- YOUR ASSIGNMENT -
Without the images, print all the entries below exactly as given.

- Data about app and page elements -
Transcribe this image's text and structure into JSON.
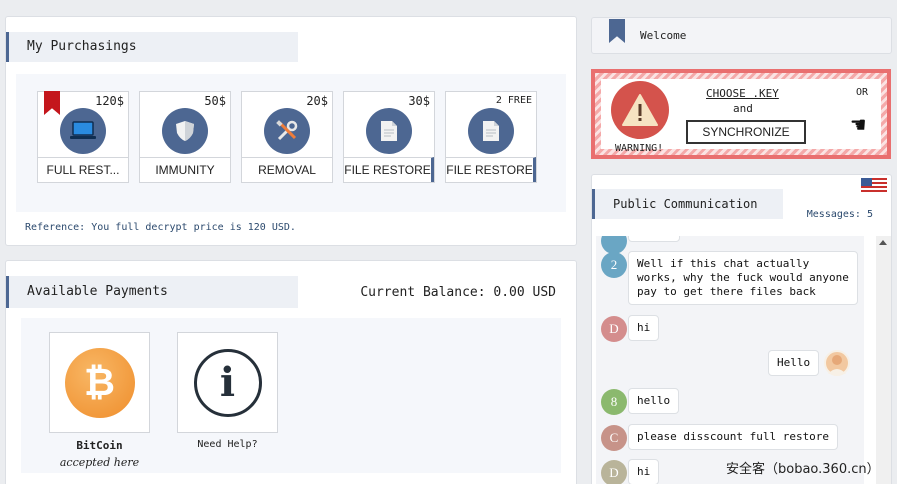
{
  "purchasing": {
    "title": "My Purchasings",
    "cards": [
      {
        "price": "120$",
        "label": "FULL REST...",
        "icon": "laptop-icon"
      },
      {
        "price": "50$",
        "label": "IMMUNITY",
        "icon": "shield-icon"
      },
      {
        "price": "20$",
        "label": "REMOVAL",
        "icon": "tools-icon"
      },
      {
        "price": "30$",
        "label": "FILE RESTORE",
        "icon": "file-icon"
      },
      {
        "price": "2 FREE",
        "label": "FILE RESTORE",
        "icon": "file-icon"
      }
    ],
    "reference": "Reference: You full decrypt price is 120 USD."
  },
  "payments": {
    "title": "Available Payments",
    "balance": "Current Balance: 0.00 USD",
    "methods": [
      {
        "name": "BitCoin",
        "sub": "accepted here",
        "icon": "bitcoin-icon"
      },
      {
        "name": "Need Help?",
        "icon": "info-icon"
      }
    ]
  },
  "welcome": {
    "title": "Welcome",
    "warning_label": "WARNING!",
    "choose_label": "CHOOSE .KEY",
    "and_label": "and",
    "sync_button": "SYNCHRONIZE",
    "or_label": "OR"
  },
  "chat": {
    "title": "Public Communication",
    "messages_count": "Messages: 5",
    "messages": [
      {
        "avatar": "2",
        "color": "#6aa6c4",
        "text": "Well if this chat actually works, why the fuck would anyone pay to get there files back"
      },
      {
        "avatar": "D",
        "color": "#d48d8d",
        "text": "hi"
      },
      {
        "avatar": "",
        "color": "#f2c8a0",
        "text": "Hello",
        "self": true
      },
      {
        "avatar": "8",
        "color": "#8bb96e",
        "text": "hello"
      },
      {
        "avatar": "C",
        "color": "#c79389",
        "text": "please disscount full restore"
      },
      {
        "avatar": "D",
        "color": "#b9b49a",
        "text": "hi"
      }
    ]
  },
  "watermark": "安全客（bobao.360.cn）",
  "colors": {
    "accent": "#4d6792",
    "warning": "#d4534c",
    "bitcoin": "#f39a3b"
  }
}
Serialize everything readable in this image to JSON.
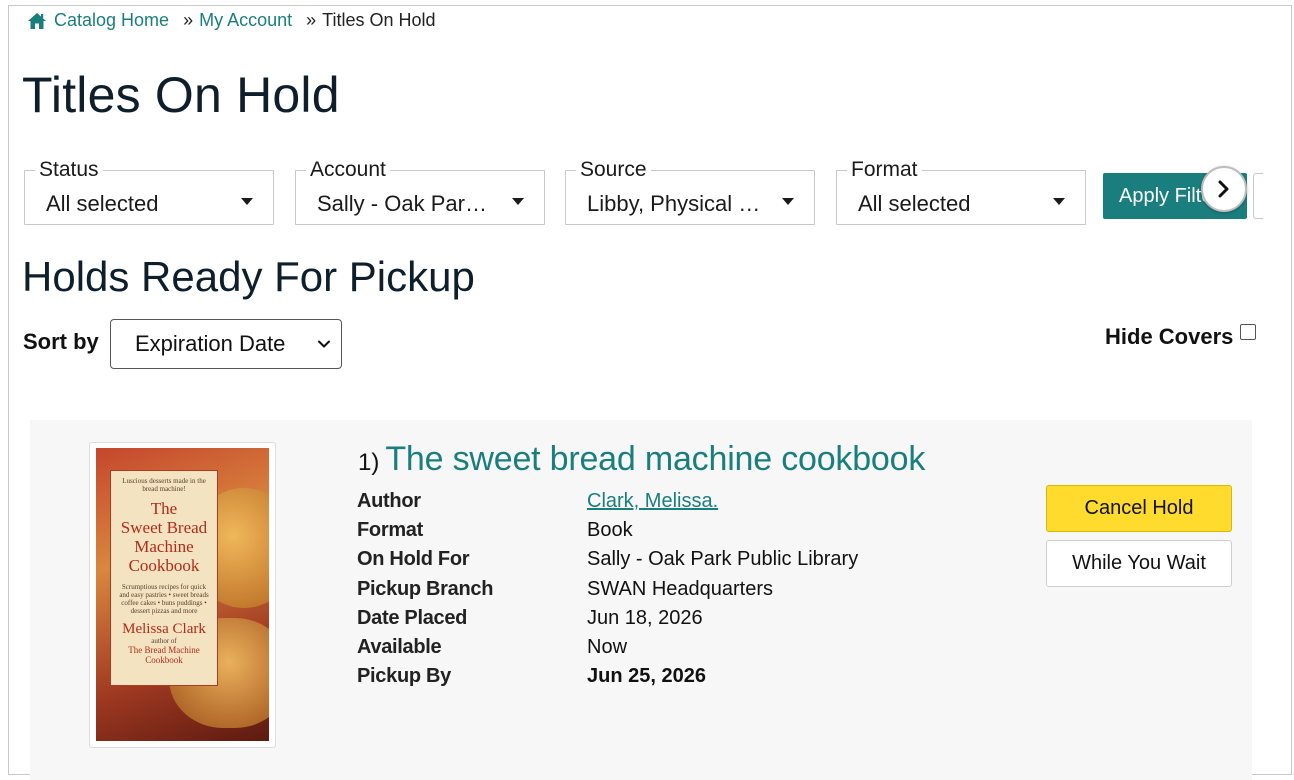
{
  "breadcrumb": {
    "home_label": "Catalog Home",
    "sep1": "»",
    "account_label": "My Account",
    "sep2": "»",
    "current_label": "Titles On Hold"
  },
  "page_title": "Titles On Hold",
  "filters": {
    "status": {
      "label": "Status",
      "value": "All selected"
    },
    "account": {
      "label": "Account",
      "value": "Sally - Oak Park Public Library"
    },
    "source": {
      "label": "Source",
      "value": "Libby, Physical Materials"
    },
    "format": {
      "label": "Format",
      "value": "All selected"
    },
    "apply_label": "Apply Filters"
  },
  "section_title": "Holds Ready For Pickup",
  "sort": {
    "label": "Sort by",
    "selected": "Expiration Date"
  },
  "hide_covers_label": "Hide Covers",
  "holds": [
    {
      "number": "1)",
      "title": "The sweet bread machine cookbook",
      "cover": {
        "tagline": "Luscious desserts made in the bread machine!",
        "title_line1": "The",
        "title_line2": "Sweet Bread",
        "title_line3": "Machine",
        "title_line4": "Cookbook",
        "blurb": "Scrumptious recipes for quick and easy pastries • sweet breads coffee cakes • buns puddings • dessert pizzas and more",
        "author": "Melissa Clark",
        "author_of": "author of",
        "other_book": "The Bread Machine Cookbook"
      },
      "details": [
        {
          "label": "Author",
          "value": "Clark, Melissa.",
          "link": true
        },
        {
          "label": "Format",
          "value": "Book"
        },
        {
          "label": "On Hold For",
          "value": "Sally - Oak Park Public Library"
        },
        {
          "label": "Pickup Branch",
          "value": "SWAN Headquarters"
        },
        {
          "label": "Date Placed",
          "value": "Jun 18, 2026"
        },
        {
          "label": "Available",
          "value": "Now"
        },
        {
          "label": "Pickup By",
          "value": "Jun 25, 2026",
          "bold": true
        }
      ],
      "cancel_label": "Cancel Hold",
      "wait_label": "While You Wait"
    }
  ],
  "colors": {
    "accent": "#1b7e7e",
    "cancel": "#fedb2c",
    "heading": "#0e1e2b",
    "card_bg": "#f7f7f7"
  },
  "icons": {
    "home": "home-icon",
    "caret": "caret-down-icon",
    "scroll": "chevron-right-icon",
    "sort": "chevron-down-icon"
  }
}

- SOLUTION TO THIS PROBLEM -
Transcribe this image's text and structure into JSON.
{
  "purchasing": {
    "title": "My Purchasings",
    "cards": [
      {
        "price": "120$",
        "label": "FULL REST...",
        "icon": "laptop-icon"
      },
      {
        "price": "50$",
        "label": "IMMUNITY",
        "icon": "shield-icon"
      },
      {
        "price": "20$",
        "label": "REMOVAL",
        "icon": "tools-icon"
      },
      {
        "price": "30$",
        "label": "FILE RESTORE",
        "icon": "file-icon"
      },
      {
        "price": "2 FREE",
        "label": "FILE RESTORE",
        "icon": "file-icon"
      }
    ],
    "reference": "Reference: You full decrypt price is 120 USD."
  },
  "payments": {
    "title": "Available Payments",
    "balance": "Current Balance: 0.00 USD",
    "methods": [
      {
        "name": "BitCoin",
        "sub": "accepted here",
        "icon": "bitcoin-icon"
      },
      {
        "name": "Need Help?",
        "icon": "info-icon"
      }
    ]
  },
  "welcome": {
    "title": "Welcome",
    "warning_label": "WARNING!",
    "choose_label": "CHOOSE .KEY",
    "and_label": "and",
    "sync_button": "SYNCHRONIZE",
    "or_label": "OR"
  },
  "chat": {
    "title": "Public Communication",
    "messages_count": "Messages: 5",
    "messages": [
      {
        "avatar": "2",
        "color": "#6aa6c4",
        "text": "Well if this chat actually works, why the fuck would anyone pay to get there files back"
      },
      {
        "avatar": "D",
        "color": "#d48d8d",
        "text": "hi"
      },
      {
        "avatar": "",
        "color": "#f2c8a0",
        "text": "Hello",
        "self": true
      },
      {
        "avatar": "8",
        "color": "#8bb96e",
        "text": "hello"
      },
      {
        "avatar": "C",
        "color": "#c79389",
        "text": "please disscount full restore"
      },
      {
        "avatar": "D",
        "color": "#b9b49a",
        "text": "hi"
      }
    ]
  },
  "watermark": "安全客（bobao.360.cn）",
  "colors": {
    "accent": "#4d6792",
    "warning": "#d4534c",
    "bitcoin": "#f39a3b"
  }
}
Serialize everything readable in this image to JSON.
{
  "breadcrumb": {
    "home_label": "Catalog Home",
    "sep1": "»",
    "account_label": "My Account",
    "sep2": "»",
    "current_label": "Titles On Hold"
  },
  "page_title": "Titles On Hold",
  "filters": {
    "status": {
      "label": "Status",
      "value": "All selected"
    },
    "account": {
      "label": "Account",
      "value": "Sally - Oak Park Public Library"
    },
    "source": {
      "label": "Source",
      "value": "Libby, Physical Materials"
    },
    "format": {
      "label": "Format",
      "value": "All selected"
    },
    "apply_label": "Apply Filters"
  },
  "section_title": "Holds Ready For Pickup",
  "sort": {
    "label": "Sort by",
    "selected": "Expiration Date"
  },
  "hide_covers_label": "Hide Covers",
  "holds": [
    {
      "number": "1)",
      "title": "The sweet bread machine cookbook",
      "cover": {
        "tagline": "Luscious desserts made in the bread machine!",
        "title_line1": "The",
        "title_line2": "Sweet Bread",
        "title_line3": "Machine",
        "title_line4": "Cookbook",
        "blurb": "Scrumptious recipes for quick and easy pastries • sweet breads coffee cakes • buns puddings • dessert pizzas and more",
        "author": "Melissa Clark",
        "author_of": "author of",
        "other_book": "The Bread Machine Cookbook"
      },
      "details": [
        {
          "label": "Author",
          "value": "Clark, Melissa.",
          "link": true
        },
        {
          "label": "Format",
          "value": "Book"
        },
        {
          "label": "On Hold For",
          "value": "Sally - Oak Park Public Library"
        },
        {
          "label": "Pickup Branch",
          "value": "SWAN Headquarters"
        },
        {
          "label": "Date Placed",
          "value": "Jun 18, 2026"
        },
        {
          "label": "Available",
          "value": "Now"
        },
        {
          "label": "Pickup By",
          "value": "Jun 25, 2026",
          "bold": true
        }
      ],
      "cancel_label": "Cancel Hold",
      "wait_label": "While You Wait"
    }
  ],
  "colors": {
    "accent": "#1b7e7e",
    "cancel": "#fedb2c",
    "heading": "#0e1e2b",
    "card_bg": "#f7f7f7"
  },
  "icons": {
    "home": "home-icon",
    "caret": "caret-down-icon",
    "scroll": "chevron-right-icon",
    "sort": "chevron-down-icon"
  }
}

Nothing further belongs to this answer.